- BO18007 – 7.0 metres of 25.3% zinc, starting at surface.
- BO18022 – 2.4 metres of 38.1% zinc, from 1.5 metres drill depth.
- BO18033 – 2.4 metres of 42.8% zinc, from 7.9 metres drill depth.
Mina Chica zone:
- MCH18004 – 16.5 metres of 35.6% zinc, from 15.0 metres drill depth.
- MCH18005 – 18.0 metres of 31.0% zinc, from 20.8 metres drill depth.
New zone in the vicinity of Mina China:
- MCH18010 – 12.0 metres of 26.6% zinc, from 1.5 metres drill depth.
- MCH18013 – 19.8 metres of 46.8% zinc, from 1.9 metres drill depth.
- MCH18014 – 49.5 metres of 38.7% zinc, from 7.3 metres drill depth.
The above assays are extraordinary. Some are truly spectacular (note, true thickness of the above 49.5 meter interval is 35.0 metres from a vertical depth of 5.1 metres).
On July 30th, the company reported additional drill hole assays from the Mina Grande Sur zone.
Significant new intercepts from this round include:
- MGS18055 — 33.7 metres of 24.2% zinc, from 15.6 metres drill depth (true vertical thickness of 29.2 metres from true vertical depth of 11.0 metres).
- MCH18066 — 16.5 metres of 26.5% zinc, from surface.
- MGS18067 — 15.0 metres of 27.9% zinc, from surface (true vertical thickness of 10.6 metres).
- Mineralization at Mina Grande Sur includes zinc oxides, carbonates and silicates hosted by soils, highly-weathered carbonates, and fine to coarse-grained dolomites, most of which are brecciated.
Commenting on these new results, Jim Walchuck, President and CEO of Zinc One stated,
The most recent drill results from Mina Grande Sur confirmed and better delineated mineralization not only quantified, in part, by historic drill holes, but recognized by last year’s pit sampling as well. We look forward to receiving the remaining data from Mina Grande Sur. The drilling at Mina Grande Centro and Mina Grande Norte were completed earlier in the month with results to be reported over the coming weeks.

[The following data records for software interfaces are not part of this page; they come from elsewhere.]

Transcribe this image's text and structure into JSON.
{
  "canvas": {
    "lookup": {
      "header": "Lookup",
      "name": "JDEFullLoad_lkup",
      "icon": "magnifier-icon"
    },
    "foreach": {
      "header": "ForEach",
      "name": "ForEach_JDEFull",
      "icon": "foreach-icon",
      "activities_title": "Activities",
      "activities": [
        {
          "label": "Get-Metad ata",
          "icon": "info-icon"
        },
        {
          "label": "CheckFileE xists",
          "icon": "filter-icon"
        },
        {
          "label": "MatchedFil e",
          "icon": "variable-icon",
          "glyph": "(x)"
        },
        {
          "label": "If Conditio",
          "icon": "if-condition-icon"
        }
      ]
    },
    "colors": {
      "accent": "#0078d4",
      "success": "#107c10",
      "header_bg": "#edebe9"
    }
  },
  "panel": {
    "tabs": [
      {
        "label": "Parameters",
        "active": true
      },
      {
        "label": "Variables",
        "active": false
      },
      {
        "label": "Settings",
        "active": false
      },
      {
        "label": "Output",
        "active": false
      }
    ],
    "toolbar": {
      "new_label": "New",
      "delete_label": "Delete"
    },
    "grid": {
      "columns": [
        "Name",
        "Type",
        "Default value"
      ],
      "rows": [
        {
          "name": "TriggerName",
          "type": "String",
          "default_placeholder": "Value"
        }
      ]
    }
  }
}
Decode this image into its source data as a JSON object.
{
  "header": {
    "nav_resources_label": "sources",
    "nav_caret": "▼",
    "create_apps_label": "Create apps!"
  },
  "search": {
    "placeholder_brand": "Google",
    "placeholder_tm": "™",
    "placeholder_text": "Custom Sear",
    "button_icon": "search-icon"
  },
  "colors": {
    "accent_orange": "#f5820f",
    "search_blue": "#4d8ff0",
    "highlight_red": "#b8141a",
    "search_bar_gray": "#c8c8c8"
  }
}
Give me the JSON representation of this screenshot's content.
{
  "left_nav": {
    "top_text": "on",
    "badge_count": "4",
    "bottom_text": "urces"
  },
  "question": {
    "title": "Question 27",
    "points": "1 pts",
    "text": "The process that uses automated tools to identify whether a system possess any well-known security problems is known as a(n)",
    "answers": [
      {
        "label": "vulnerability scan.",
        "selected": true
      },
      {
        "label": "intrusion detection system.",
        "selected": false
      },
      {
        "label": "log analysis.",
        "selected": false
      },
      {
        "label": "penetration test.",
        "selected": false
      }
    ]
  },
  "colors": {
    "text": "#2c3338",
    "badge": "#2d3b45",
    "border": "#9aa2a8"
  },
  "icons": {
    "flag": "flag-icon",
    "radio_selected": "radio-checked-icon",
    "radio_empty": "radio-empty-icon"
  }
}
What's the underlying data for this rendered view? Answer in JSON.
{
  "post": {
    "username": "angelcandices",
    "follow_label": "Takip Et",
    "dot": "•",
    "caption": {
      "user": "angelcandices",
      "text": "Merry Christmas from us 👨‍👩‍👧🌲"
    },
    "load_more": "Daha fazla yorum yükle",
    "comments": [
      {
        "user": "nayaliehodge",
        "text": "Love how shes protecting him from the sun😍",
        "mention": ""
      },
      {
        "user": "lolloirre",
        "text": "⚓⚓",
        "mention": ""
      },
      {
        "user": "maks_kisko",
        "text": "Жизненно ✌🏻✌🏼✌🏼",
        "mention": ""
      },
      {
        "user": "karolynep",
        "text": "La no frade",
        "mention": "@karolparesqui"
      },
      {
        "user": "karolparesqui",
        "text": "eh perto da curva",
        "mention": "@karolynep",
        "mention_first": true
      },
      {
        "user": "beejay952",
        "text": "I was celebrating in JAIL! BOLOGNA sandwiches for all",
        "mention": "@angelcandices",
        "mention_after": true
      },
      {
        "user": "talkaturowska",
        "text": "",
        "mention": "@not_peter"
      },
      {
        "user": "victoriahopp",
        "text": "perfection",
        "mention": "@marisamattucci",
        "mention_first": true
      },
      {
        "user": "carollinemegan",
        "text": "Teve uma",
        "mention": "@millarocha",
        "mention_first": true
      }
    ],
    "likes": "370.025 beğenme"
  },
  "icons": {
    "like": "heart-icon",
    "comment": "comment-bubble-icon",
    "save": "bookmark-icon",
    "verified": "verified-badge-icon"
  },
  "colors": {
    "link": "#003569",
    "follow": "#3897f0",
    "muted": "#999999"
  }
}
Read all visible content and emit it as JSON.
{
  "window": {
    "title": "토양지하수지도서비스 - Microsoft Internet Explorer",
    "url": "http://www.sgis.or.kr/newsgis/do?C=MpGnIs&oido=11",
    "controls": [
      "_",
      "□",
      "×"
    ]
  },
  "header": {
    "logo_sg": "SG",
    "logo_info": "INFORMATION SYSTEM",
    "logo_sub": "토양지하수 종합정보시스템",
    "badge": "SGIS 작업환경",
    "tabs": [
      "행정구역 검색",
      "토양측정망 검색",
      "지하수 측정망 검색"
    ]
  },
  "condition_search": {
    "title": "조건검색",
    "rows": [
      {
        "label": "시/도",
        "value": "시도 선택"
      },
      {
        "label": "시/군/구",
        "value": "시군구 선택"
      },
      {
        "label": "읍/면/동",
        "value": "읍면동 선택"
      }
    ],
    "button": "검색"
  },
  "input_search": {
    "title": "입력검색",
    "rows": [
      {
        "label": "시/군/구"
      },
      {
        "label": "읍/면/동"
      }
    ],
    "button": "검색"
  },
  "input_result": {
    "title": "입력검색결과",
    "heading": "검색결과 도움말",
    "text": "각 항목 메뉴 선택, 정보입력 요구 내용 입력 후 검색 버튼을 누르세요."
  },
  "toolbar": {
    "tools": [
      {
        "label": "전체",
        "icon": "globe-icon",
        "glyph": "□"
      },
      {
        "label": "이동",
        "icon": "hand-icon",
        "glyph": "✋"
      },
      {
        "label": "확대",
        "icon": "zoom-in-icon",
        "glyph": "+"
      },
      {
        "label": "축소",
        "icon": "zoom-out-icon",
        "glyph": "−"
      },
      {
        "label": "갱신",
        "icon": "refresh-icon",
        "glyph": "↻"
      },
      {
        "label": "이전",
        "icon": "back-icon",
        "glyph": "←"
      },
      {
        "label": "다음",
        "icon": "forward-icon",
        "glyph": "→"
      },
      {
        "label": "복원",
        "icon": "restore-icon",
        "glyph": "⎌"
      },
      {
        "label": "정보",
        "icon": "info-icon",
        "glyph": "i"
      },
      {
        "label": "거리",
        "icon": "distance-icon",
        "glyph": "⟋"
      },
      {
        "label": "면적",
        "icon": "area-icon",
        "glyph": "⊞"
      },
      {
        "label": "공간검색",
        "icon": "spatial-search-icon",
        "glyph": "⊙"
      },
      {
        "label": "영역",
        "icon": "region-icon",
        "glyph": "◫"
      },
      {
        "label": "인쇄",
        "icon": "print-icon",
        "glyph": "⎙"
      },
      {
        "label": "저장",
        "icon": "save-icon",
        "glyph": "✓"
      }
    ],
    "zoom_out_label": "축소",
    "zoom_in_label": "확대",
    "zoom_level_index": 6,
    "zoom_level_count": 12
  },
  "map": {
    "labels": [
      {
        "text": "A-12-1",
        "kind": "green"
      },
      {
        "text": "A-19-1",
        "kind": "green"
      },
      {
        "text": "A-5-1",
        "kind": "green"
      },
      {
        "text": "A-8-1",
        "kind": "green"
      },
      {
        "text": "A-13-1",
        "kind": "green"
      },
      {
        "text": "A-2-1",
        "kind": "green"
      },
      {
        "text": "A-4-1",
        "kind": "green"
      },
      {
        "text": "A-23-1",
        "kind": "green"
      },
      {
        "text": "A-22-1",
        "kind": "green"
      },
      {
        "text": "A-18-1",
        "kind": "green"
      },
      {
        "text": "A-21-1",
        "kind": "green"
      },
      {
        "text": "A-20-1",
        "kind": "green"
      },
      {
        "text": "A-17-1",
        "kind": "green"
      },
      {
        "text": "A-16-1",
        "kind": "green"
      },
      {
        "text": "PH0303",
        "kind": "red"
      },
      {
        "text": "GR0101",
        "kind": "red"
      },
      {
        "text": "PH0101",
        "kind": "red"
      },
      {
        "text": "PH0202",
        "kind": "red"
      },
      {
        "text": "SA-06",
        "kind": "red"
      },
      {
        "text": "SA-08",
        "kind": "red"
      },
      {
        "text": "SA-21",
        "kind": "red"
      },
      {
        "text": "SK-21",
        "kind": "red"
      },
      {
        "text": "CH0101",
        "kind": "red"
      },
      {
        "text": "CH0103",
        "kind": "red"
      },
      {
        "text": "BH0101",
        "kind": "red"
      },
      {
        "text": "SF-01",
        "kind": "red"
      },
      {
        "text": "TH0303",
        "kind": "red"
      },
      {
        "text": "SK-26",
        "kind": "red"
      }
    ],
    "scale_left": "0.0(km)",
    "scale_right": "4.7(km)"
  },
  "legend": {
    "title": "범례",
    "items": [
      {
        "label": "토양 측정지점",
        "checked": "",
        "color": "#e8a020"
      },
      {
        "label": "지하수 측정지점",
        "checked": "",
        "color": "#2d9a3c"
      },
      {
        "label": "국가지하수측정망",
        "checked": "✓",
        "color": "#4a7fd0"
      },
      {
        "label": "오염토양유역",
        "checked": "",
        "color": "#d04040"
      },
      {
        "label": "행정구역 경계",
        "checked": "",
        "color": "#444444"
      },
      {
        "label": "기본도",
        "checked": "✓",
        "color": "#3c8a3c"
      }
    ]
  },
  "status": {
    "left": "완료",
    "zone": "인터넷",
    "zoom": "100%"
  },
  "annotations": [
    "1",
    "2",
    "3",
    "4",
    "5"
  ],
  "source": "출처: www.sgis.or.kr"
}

Results from an additional twenty-seven holes are pending…
This is an extremely high-grade system. Management’s near term objective is to identify between 1.5 to 2 million tonnes of high-grade ore in the direct vicinity of the previous mining operation – this excludes Bongará (and Charlotte-Bongará’s) considerable blue sky exploration potential beyond that.
A resource estimate which will include recent high-grade drill assays is due in Q3 of this year. A Preliminary Economic Assessment (PEA) is also due in Q3.
If Bongará’s economics prove ripe, construction will begin in less than two years, production in roughly three.
This crew knows its rocks. Management and directors are proven mine builders. Their resumes speak for themselves.
Including the Private Placement announced back in May, the company current has approximately 116 million shares outstanding giving it a modest market-cap of roughly $21.5 M.
This company appeared cheap to me when it was trading 20% higher not too long ago. If you’re looking for exposure in the zinc space, and you’re looking for deep value, Zinc One should be on your shortlist of due diligence candidates.
~ ~ Dirk Diggler
Postscript: I’ve read a few reports recently about Short-sellers, traders in London and Shanghai, betting against zincs short-term price prospects.
Just exactly who are these Shorters”?
As mentioned above, they may have underestimated the tightness in this arena. These Shorters’ could be in trouble as they attempt to unwind their positions. This is could turn into your classic ‘Bear Trap’.
We stand to watch…
FULL DISCLOSURE: Zinc One is an Equity Guru client, we own the stock.